Perineural invasion means that cancer cells were seen attached to a nerve. Nerves are found all over the body and they are responsible for sending information (such as temperature, pressure, and pain) between your body and your brain. Perineural invasion is important because cancer cells that have become attached to a nerve can spread into surrounding tissues by growing along the nerve. This increases the risk that the tumour will regrow after treatment. Infiltrating BCC is more likely than other types of BCC to show perineural invasion.
Lymphovascular invasion means that cancer cells were seen inside of a blood vessel or lymphatic vessel. Blood vessels are long thin tubes that carry blood around the body. Lymphatic vessels are similar to small blood vessels except that they carry a fluid called lymph instead of blood. Lymphovascular invasion is important because cancer cells can use blood vessels or lymphatic vessels to spread to other parts of the body such as lymph nodes or the lungs. Infiltrating BCC very rarely shows lymphovascular invasion. However, when found it is associated with a higher risk that the cancer cells will spread to lymph nodes.
A margin is a rim of normal tissue that surrounds a tumour and is removed with the tumour at the time of surgery. The margins are usually only described in a pathology report after an excision has been performed to remove the tumour. Margins are often not described after a biopsy.

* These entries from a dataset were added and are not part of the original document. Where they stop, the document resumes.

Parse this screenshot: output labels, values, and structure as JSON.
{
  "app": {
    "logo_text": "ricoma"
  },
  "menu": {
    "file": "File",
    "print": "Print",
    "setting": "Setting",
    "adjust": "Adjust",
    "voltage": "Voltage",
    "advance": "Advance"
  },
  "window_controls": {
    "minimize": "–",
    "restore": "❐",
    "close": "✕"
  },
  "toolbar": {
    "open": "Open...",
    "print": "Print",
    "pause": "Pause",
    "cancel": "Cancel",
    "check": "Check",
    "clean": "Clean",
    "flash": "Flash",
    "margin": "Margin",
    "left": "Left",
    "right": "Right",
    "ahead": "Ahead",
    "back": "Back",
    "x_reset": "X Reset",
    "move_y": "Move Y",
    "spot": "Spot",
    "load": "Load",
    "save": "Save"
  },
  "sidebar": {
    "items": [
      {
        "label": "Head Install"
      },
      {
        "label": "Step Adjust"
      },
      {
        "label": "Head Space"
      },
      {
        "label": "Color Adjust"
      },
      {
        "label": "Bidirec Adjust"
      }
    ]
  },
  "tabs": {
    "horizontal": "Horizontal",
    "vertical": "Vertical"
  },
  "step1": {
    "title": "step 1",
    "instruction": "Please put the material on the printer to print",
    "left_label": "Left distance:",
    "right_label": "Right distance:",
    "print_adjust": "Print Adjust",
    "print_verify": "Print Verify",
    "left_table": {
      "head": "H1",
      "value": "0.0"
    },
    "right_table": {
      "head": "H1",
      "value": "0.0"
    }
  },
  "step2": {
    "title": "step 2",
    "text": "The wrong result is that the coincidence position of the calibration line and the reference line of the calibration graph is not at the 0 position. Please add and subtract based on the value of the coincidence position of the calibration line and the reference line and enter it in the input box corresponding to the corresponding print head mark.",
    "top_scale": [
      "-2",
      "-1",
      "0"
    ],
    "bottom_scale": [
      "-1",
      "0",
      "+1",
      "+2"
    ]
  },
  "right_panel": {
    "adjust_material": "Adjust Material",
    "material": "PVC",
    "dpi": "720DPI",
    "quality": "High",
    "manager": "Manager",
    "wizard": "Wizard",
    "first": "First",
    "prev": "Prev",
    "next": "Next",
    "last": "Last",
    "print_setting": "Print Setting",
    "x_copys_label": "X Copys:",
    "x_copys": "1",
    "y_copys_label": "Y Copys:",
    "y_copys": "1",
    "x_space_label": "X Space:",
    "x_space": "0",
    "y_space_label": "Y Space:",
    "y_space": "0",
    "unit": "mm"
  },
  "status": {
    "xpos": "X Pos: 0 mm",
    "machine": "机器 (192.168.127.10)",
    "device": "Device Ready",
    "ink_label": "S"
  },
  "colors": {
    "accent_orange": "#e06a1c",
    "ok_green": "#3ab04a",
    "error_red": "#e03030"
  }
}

When examining infiltrating BCC under the microscope, a margin is considered positive when there is no distance between the cancer cells and the cut edge of the tissue. A margin is called negative when there are no cancer cells at the cut edge of the tissue. A positive margin is associated with a higher risk that the tumour will regrow in the same site after treatment.